*Exercise instructions*. An exact copy of every entry below is required, and no picture may appear in it.

(Beginning of Data provided)

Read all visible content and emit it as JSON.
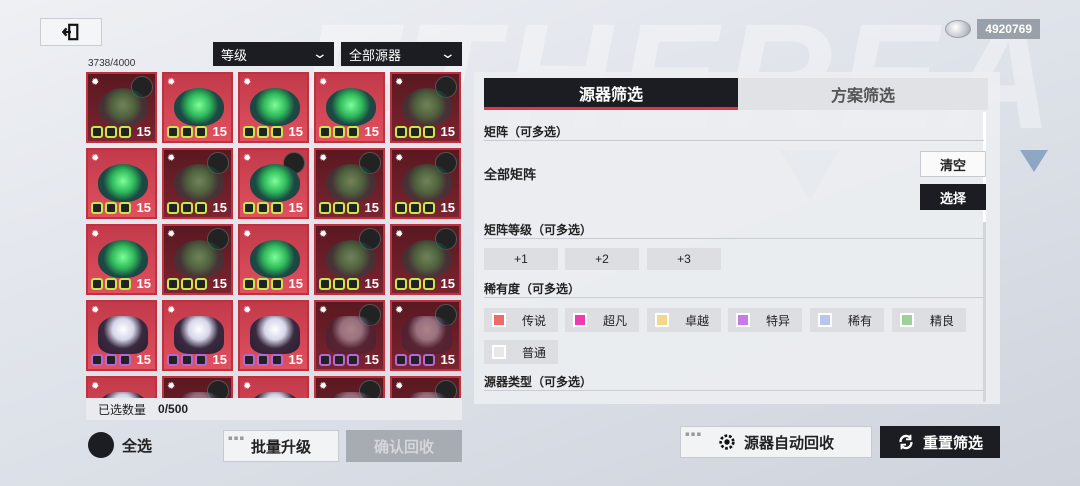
{
  "currency": {
    "value": "4920769",
    "icon": "coin-icon"
  },
  "dropdowns": {
    "sort": "等级",
    "filter": "全部源器"
  },
  "inventory": {
    "count": "3738/4000"
  },
  "grid": {
    "cells": [
      {
        "state": "dim",
        "core": "green",
        "badge": true,
        "dots": "green",
        "level": "15"
      },
      {
        "state": "sel",
        "core": "green",
        "badge": false,
        "dots": "green",
        "level": "15"
      },
      {
        "state": "sel",
        "core": "green",
        "badge": false,
        "dots": "green",
        "level": "15"
      },
      {
        "state": "sel",
        "core": "green",
        "badge": false,
        "dots": "green",
        "level": "15"
      },
      {
        "state": "dim",
        "core": "green",
        "badge": true,
        "dots": "green",
        "level": "15"
      },
      {
        "state": "sel",
        "core": "green",
        "badge": false,
        "dots": "green",
        "level": "15"
      },
      {
        "state": "dim",
        "core": "green",
        "badge": true,
        "dots": "green",
        "level": "15"
      },
      {
        "state": "sel",
        "core": "green",
        "badge": true,
        "dots": "green",
        "level": "15"
      },
      {
        "state": "dim",
        "core": "green",
        "badge": true,
        "dots": "green",
        "level": "15"
      },
      {
        "state": "dim",
        "core": "green",
        "badge": true,
        "dots": "green",
        "level": "15"
      },
      {
        "state": "sel",
        "core": "green",
        "badge": false,
        "dots": "green",
        "level": "15"
      },
      {
        "state": "dim",
        "core": "green",
        "badge": true,
        "dots": "green",
        "level": "15"
      },
      {
        "state": "sel",
        "core": "green",
        "badge": false,
        "dots": "green",
        "level": "15"
      },
      {
        "state": "dim",
        "core": "green",
        "badge": true,
        "dots": "green",
        "level": "15"
      },
      {
        "state": "dim",
        "core": "green",
        "badge": true,
        "dots": "green",
        "level": "15"
      },
      {
        "state": "sel",
        "core": "purple",
        "badge": false,
        "dots": "purple",
        "level": "15"
      },
      {
        "state": "sel",
        "core": "purple",
        "badge": false,
        "dots": "purple",
        "level": "15"
      },
      {
        "state": "sel",
        "core": "purple",
        "badge": false,
        "dots": "purple",
        "level": "15"
      },
      {
        "state": "dim",
        "core": "purple",
        "badge": true,
        "dots": "purple",
        "level": "15"
      },
      {
        "state": "dim",
        "core": "purple",
        "badge": true,
        "dots": "purple",
        "level": "15"
      },
      {
        "state": "sel",
        "core": "purple",
        "badge": false,
        "dots": "purple",
        "level": ""
      },
      {
        "state": "dim",
        "core": "purple",
        "badge": true,
        "dots": "purple",
        "level": ""
      },
      {
        "state": "sel",
        "core": "purple",
        "badge": false,
        "dots": "purple",
        "level": ""
      },
      {
        "state": "dim",
        "core": "purple",
        "badge": true,
        "dots": "purple",
        "level": ""
      },
      {
        "state": "dim",
        "core": "purple",
        "badge": true,
        "dots": "purple",
        "level": ""
      }
    ]
  },
  "selected": {
    "label": "已选数量",
    "value": "0/500"
  },
  "bottom": {
    "select_all": "全选",
    "batch_upgrade": "批量升级",
    "confirm_recycle": "确认回收",
    "auto_recycle": "源器自动回收",
    "reset_filter": "重置筛选"
  },
  "panel": {
    "tabs": [
      "源器筛选",
      "方案筛选"
    ],
    "matrix_title": "矩阵（可多选）",
    "all_matrix": "全部矩阵",
    "clear": "清空",
    "choose": "选择",
    "matrix_level_title": "矩阵等级（可多选）",
    "levels": [
      "+1",
      "+2",
      "+3"
    ],
    "rarity_title": "稀有度（可多选）",
    "rarities": [
      {
        "label": "传说",
        "color": "#f06a6a"
      },
      {
        "label": "超凡",
        "color": "#f03ab0"
      },
      {
        "label": "卓越",
        "color": "#f5d78a"
      },
      {
        "label": "特异",
        "color": "#c77ae8"
      },
      {
        "label": "稀有",
        "color": "#b8c6ee"
      },
      {
        "label": "精良",
        "color": "#9fcf9a"
      },
      {
        "label": "普通",
        "color": "#e8e8e8"
      }
    ],
    "type_title": "源器类型（可多选）"
  }
}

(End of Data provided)

*Result for this task*.
Read all visible content and emit it as JSON.
{
  "currency": {
    "value": "4920769",
    "icon": "coin-icon"
  },
  "dropdowns": {
    "sort": "等级",
    "filter": "全部源器"
  },
  "inventory": {
    "count": "3738/4000"
  },
  "grid": {
    "cells": [
      {
        "state": "dim",
        "core": "green",
        "badge": true,
        "dots": "green",
        "level": "15"
      },
      {
        "state": "sel",
        "core": "green",
        "badge": false,
        "dots": "green",
        "level": "15"
      },
      {
        "state": "sel",
        "core": "green",
        "badge": false,
        "dots": "green",
        "level": "15"
      },
      {
        "state": "sel",
        "core": "green",
        "badge": false,
        "dots": "green",
        "level": "15"
      },
      {
        "state": "dim",
        "core": "green",
        "badge": true,
        "dots": "green",
        "level": "15"
      },
      {
        "state": "sel",
        "core": "green",
        "badge": false,
        "dots": "green",
        "level": "15"
      },
      {
        "state": "dim",
        "core": "green",
        "badge": true,
        "dots": "green",
        "level": "15"
      },
      {
        "state": "sel",
        "core": "green",
        "badge": true,
        "dots": "green",
        "level": "15"
      },
      {
        "state": "dim",
        "core": "green",
        "badge": true,
        "dots": "green",
        "level": "15"
      },
      {
        "state": "dim",
        "core": "green",
        "badge": true,
        "dots": "green",
        "level": "15"
      },
      {
        "state": "sel",
        "core": "green",
        "badge": false,
        "dots": "green",
        "level": "15"
      },
      {
        "state": "dim",
        "core": "green",
        "badge": true,
        "dots": "green",
        "level": "15"
      },
      {
        "state": "sel",
        "core": "green",
        "badge": false,
        "dots": "green",
        "level": "15"
      },
      {
        "state": "dim",
        "core": "green",
        "badge": true,
        "dots": "green",
        "level": "15"
      },
      {
        "state": "dim",
        "core": "green",
        "badge": true,
        "dots": "green",
        "level": "15"
      },
      {
        "state": "sel",
        "core": "purple",
        "badge": false,
        "dots": "purple",
        "level": "15"
      },
      {
        "state": "sel",
        "core": "purple",
        "badge": false,
        "dots": "purple",
        "level": "15"
      },
      {
        "state": "sel",
        "core": "purple",
        "badge": false,
        "dots": "purple",
        "level": "15"
      },
      {
        "state": "dim",
        "core": "purple",
        "badge": true,
        "dots": "purple",
        "level": "15"
      },
      {
        "state": "dim",
        "core": "purple",
        "badge": true,
        "dots": "purple",
        "level": "15"
      },
      {
        "state": "sel",
        "core": "purple",
        "badge": false,
        "dots": "purple",
        "level": ""
      },
      {
        "state": "dim",
        "core": "purple",
        "badge": true,
        "dots": "purple",
        "level": ""
      },
      {
        "state": "sel",
        "core": "purple",
        "badge": false,
        "dots": "purple",
        "level": ""
      },
      {
        "state": "dim",
        "core": "purple",
        "badge": true,
        "dots": "purple",
        "level": ""
      },
      {
        "state": "dim",
        "core": "purple",
        "badge": true,
        "dots": "purple",
        "level": ""
      }
    ]
  },
  "selected": {
    "label": "已选数量",
    "value": "0/500"
  },
  "bottom": {
    "select_all": "全选",
    "batch_upgrade": "批量升级",
    "confirm_recycle": "确认回收",
    "auto_recycle": "源器自动回收",
    "reset_filter": "重置筛选"
  },
  "panel": {
    "tabs": [
      "源器筛选",
      "方案筛选"
    ],
    "matrix_title": "矩阵（可多选）",
    "all_matrix": "全部矩阵",
    "clear": "清空",
    "choose": "选择",
    "matrix_level_title": "矩阵等级（可多选）",
    "levels": [
      "+1",
      "+2",
      "+3"
    ],
    "rarity_title": "稀有度（可多选）",
    "rarities": [
      {
        "label": "传说",
        "color": "#f06a6a"
      },
      {
        "label": "超凡",
        "color": "#f03ab0"
      },
      {
        "label": "卓越",
        "color": "#f5d78a"
      },
      {
        "label": "特异",
        "color": "#c77ae8"
      },
      {
        "label": "稀有",
        "color": "#b8c6ee"
      },
      {
        "label": "精良",
        "color": "#9fcf9a"
      },
      {
        "label": "普通",
        "color": "#e8e8e8"
      }
    ],
    "type_title": "源器类型（可多选）"
  }
}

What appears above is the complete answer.